I am heartened by our allies and supporters, such as Congresswoman Marie Newman, displaying a transgender flag in the halls of her U.S. Congressional office! Thank you Congresswoman Newman!

We’ve seen several high-profile people in the entertainment, sports and fashion worlds come out as transgender in recent years, including Andreja Pejic, Candis Cayne, Jazz Jennings, Nicole Maines, Chris Mosier, Hari Nef, Laverne Cox, Carmen Carrera and Elliot Page, just to name a very few. This list is continuous and could easily fill this page.

Still, the transgender community faces harsh backlash against our very existence. Several conservative states actively work to deny our very existence and survival rolling back many hard fought for rights and protections. These states are passing laws to criminalize or flat-out ban health care for transgender youth as well as making it legal for health care professionals to deny medical care for transgender people based on religious beliefs of the health care provider.

I am thankful to live in New York state, which passed a series of progressive reforms since 2019 to protect our community including the Dignity for All Students Act (DASA — originally passed into law in 2010, became effective in 2012 and most recently updated in 2019), Gender Expression Non-Discrimination Act (GENDA), Ban on Reparative Therapy, Walking While Trans, Gender Recognition Act and legislation allowing transgender people to access public accommodations as needed.
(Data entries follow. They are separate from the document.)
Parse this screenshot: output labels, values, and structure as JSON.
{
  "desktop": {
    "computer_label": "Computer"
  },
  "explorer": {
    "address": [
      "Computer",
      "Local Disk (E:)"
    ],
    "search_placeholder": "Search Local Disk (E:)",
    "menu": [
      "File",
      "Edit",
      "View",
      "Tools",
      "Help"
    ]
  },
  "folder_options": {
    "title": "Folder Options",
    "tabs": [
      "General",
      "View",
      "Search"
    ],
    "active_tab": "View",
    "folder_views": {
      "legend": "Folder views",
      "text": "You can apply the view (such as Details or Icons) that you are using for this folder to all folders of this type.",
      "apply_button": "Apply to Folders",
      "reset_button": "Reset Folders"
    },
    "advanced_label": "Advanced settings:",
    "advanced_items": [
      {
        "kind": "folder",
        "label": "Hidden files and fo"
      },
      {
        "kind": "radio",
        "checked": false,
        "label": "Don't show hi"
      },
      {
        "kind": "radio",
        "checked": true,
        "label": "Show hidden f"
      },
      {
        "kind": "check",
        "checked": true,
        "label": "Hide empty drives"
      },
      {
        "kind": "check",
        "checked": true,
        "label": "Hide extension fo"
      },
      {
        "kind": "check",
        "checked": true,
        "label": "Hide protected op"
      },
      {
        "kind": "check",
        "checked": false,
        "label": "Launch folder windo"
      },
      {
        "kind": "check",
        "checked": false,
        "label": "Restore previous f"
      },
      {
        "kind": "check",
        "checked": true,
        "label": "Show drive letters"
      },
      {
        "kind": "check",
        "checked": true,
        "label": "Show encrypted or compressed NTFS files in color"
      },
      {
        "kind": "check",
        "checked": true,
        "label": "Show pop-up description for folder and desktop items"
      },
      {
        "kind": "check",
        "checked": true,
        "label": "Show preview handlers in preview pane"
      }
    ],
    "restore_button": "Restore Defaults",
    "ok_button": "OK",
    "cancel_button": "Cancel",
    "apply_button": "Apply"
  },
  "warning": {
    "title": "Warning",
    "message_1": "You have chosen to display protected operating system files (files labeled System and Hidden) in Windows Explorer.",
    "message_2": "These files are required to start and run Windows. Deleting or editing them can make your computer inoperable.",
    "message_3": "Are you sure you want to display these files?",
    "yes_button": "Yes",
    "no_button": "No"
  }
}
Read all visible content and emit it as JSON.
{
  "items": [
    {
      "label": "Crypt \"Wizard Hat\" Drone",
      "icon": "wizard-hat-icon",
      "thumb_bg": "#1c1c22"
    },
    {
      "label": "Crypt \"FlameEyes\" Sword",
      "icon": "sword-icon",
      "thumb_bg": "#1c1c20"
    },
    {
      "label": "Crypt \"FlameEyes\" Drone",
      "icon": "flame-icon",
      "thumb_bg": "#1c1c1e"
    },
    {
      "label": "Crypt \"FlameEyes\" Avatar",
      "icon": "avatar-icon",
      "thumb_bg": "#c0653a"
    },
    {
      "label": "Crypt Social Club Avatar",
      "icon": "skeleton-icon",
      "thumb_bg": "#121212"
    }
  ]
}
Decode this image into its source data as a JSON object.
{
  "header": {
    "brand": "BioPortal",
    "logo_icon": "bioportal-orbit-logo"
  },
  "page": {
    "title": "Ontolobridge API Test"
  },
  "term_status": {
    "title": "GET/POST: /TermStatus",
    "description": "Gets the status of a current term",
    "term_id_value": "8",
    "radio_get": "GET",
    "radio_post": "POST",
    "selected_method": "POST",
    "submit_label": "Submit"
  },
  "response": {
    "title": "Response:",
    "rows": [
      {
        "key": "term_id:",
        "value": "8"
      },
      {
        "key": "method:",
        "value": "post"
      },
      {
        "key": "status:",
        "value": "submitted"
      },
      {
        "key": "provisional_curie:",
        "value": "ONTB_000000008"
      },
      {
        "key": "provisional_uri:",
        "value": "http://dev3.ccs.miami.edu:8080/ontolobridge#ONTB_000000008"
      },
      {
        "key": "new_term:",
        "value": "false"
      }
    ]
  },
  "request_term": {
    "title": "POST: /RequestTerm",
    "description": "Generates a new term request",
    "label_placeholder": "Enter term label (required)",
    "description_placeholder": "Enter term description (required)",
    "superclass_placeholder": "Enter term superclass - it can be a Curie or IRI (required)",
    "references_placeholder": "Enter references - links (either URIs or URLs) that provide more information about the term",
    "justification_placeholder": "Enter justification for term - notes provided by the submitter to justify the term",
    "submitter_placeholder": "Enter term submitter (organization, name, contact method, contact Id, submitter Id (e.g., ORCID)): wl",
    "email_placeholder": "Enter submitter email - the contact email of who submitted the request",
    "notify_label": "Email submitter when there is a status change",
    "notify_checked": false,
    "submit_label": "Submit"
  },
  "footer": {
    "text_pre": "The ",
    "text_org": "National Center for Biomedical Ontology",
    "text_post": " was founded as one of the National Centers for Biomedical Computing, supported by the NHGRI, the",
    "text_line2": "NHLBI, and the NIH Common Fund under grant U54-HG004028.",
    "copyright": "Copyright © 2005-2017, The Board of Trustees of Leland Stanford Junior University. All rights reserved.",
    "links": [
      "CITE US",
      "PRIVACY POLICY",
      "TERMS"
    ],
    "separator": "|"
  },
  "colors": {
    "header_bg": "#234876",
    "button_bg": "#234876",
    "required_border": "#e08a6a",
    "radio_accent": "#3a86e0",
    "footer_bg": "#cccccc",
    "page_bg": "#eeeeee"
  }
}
New York’s Safe Haven Act passed in June 2023 bars state courts from enforcing the laws of other states that authorize a minor to be removed from their home if their parents or legal guardians allow them to receive gender-affirming health care. The law prevents state law enforcement from cooperating with out-of-state agencies regarding “the provision of lawful gender-affirming care” in New York. It prohibits New York courts from considering gender-affirming care for minors as child abuse, (unless such conduct would constitute abuse under the laws of this state). Additionally, the law makes New York a “safe haven” for the trans community by ensuring New York will protect transgender youth, their parents and their doctors.

“As other states target LGBTQ-plus people with bigotry and fear mongering, New York is fighting back,” Gov. Kathy Hochul said when the Safe Haven Act was passed. “These new laws will enshrine our state as a beacon of hope, a safe haven for transgender youth and their families, and ensure New York state will continue to lead the nation on LGBTQ-plus rights.”

If you are an ally, supporter, accomplice or member of the transgender, gender non-binary/non-conforming, intersex, or Two Spirit (First Nation and Native Peoples) community, I wish you all a very wonderful Transgender Day of Visibility!

— — —

Kelly Metzgar is the executive director of the Adirondack North Country Gender Alliance. She enjoys “living in our great and wonderful community of Saranac Lake!”


Today's breaking news and more in your inbox

I'm interested in (please check all that apply)
Are you a paying subscriber to the newspaper? *

Starting at $4.75/week.

Subscribe Today